» **WORK REQUIRED**
Count how many lines below include the string "title", and give that number without anything else.

Web page and app entries
---------------

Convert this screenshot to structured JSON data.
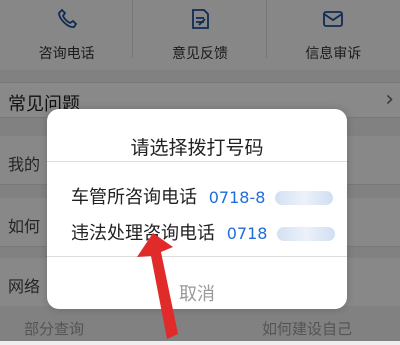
{
  "tabs": [
    {
      "label": "咨询电话",
      "icon": "phone-icon"
    },
    {
      "label": "意见反馈",
      "icon": "edit-icon"
    },
    {
      "label": "信息审诉",
      "icon": "mail-icon"
    }
  ],
  "faq": {
    "title": "常见问题"
  },
  "list_items": [
    {
      "label": "我的"
    },
    {
      "label": "如何"
    },
    {
      "label": "网络"
    }
  ],
  "dialog": {
    "title": "请选择拨打号码",
    "option1_label": "车管所咨询电话",
    "option1_phone": "0718-8",
    "option2_label": "违法处理咨询电话",
    "option2_phone": "0718",
    "cancel": "取消"
  },
  "ghost_text": {
    "left": "部分查询",
    "right": "如何建设自己"
  },
  "colors": {
    "link": "#1e6ddc",
    "overlay": "rgba(0,0,0,0.45)"
  }
}
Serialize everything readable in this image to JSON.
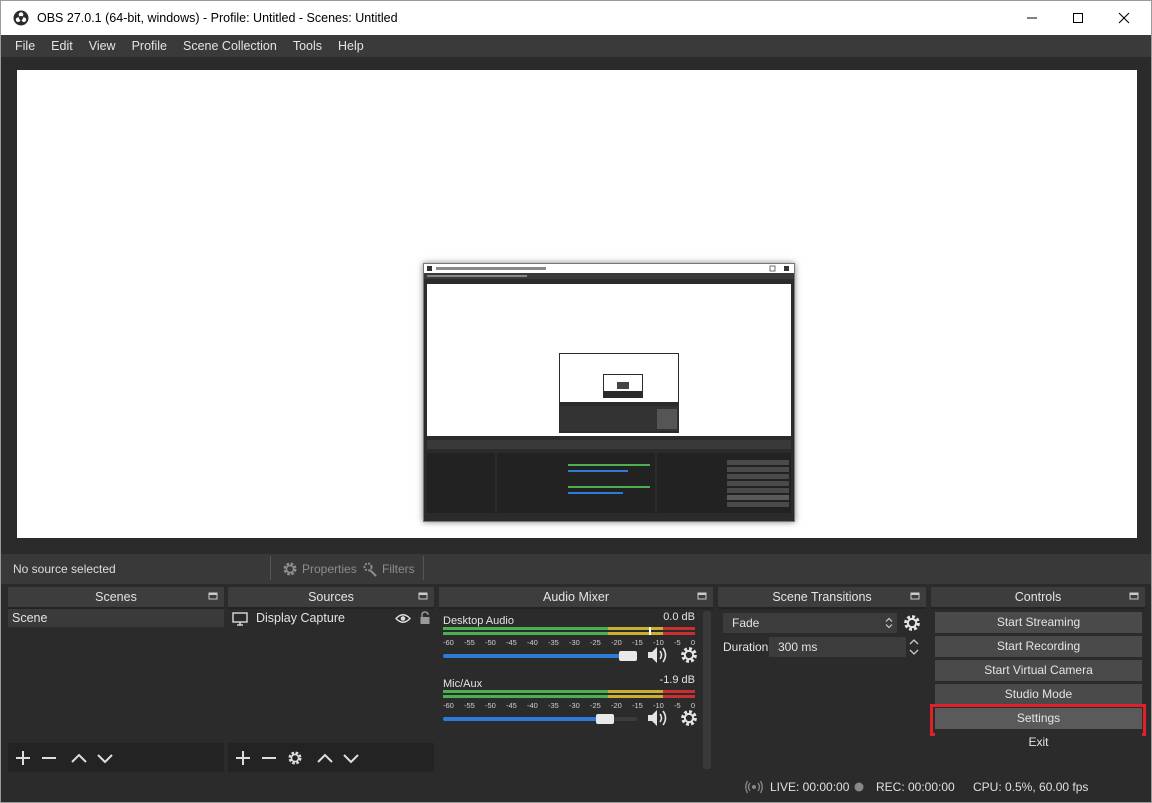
{
  "window": {
    "title": "OBS 27.0.1 (64-bit, windows) - Profile: Untitled - Scenes: Untitled",
    "icons": [
      "obs-logo-icon",
      "minimize-icon",
      "maximize-icon",
      "close-icon"
    ]
  },
  "menu": [
    "File",
    "Edit",
    "View",
    "Profile",
    "Scene Collection",
    "Tools",
    "Help"
  ],
  "source_bar": {
    "no_source": "No source selected",
    "properties": "Properties",
    "filters": "Filters"
  },
  "scenes": {
    "title": "Scenes",
    "items": [
      "Scene"
    ]
  },
  "sources": {
    "title": "Sources",
    "items": [
      "Display Capture"
    ]
  },
  "mixer": {
    "title": "Audio Mixer",
    "scale": [
      "-60",
      "-55",
      "-50",
      "-45",
      "-40",
      "-35",
      "-30",
      "-25",
      "-20",
      "-15",
      "-10",
      "-5",
      "0"
    ],
    "channels": [
      {
        "name": "Desktop Audio",
        "db": "0.0 dB",
        "volume": 1.0
      },
      {
        "name": "Mic/Aux",
        "db": "-1.9 dB",
        "volume": 0.88
      }
    ]
  },
  "transitions": {
    "title": "Scene Transitions",
    "selected": "Fade",
    "duration_label": "Duration",
    "duration_value": "300 ms"
  },
  "controls": {
    "title": "Controls",
    "buttons": [
      "Start Streaming",
      "Start Recording",
      "Start Virtual Camera",
      "Studio Mode",
      "Settings",
      "Exit"
    ],
    "highlighted": "Settings",
    "highlight_color": "#e0202a"
  },
  "status": {
    "live": "LIVE: 00:00:00",
    "rec": "REC: 00:00:00",
    "cpu": "CPU: 0.5%, 60.00 fps"
  },
  "colors": {
    "accent": "#2c7bd6",
    "meter_green": "#4caf50",
    "meter_yellow": "#c8b030",
    "meter_red": "#c83030"
  }
}
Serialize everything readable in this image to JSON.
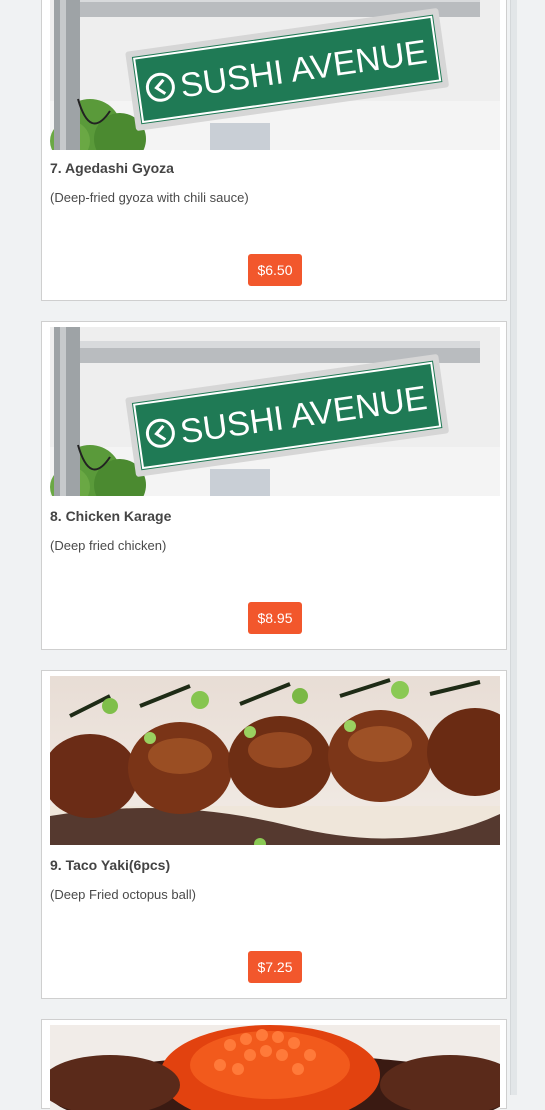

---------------

» **TASK OUTPUT**
8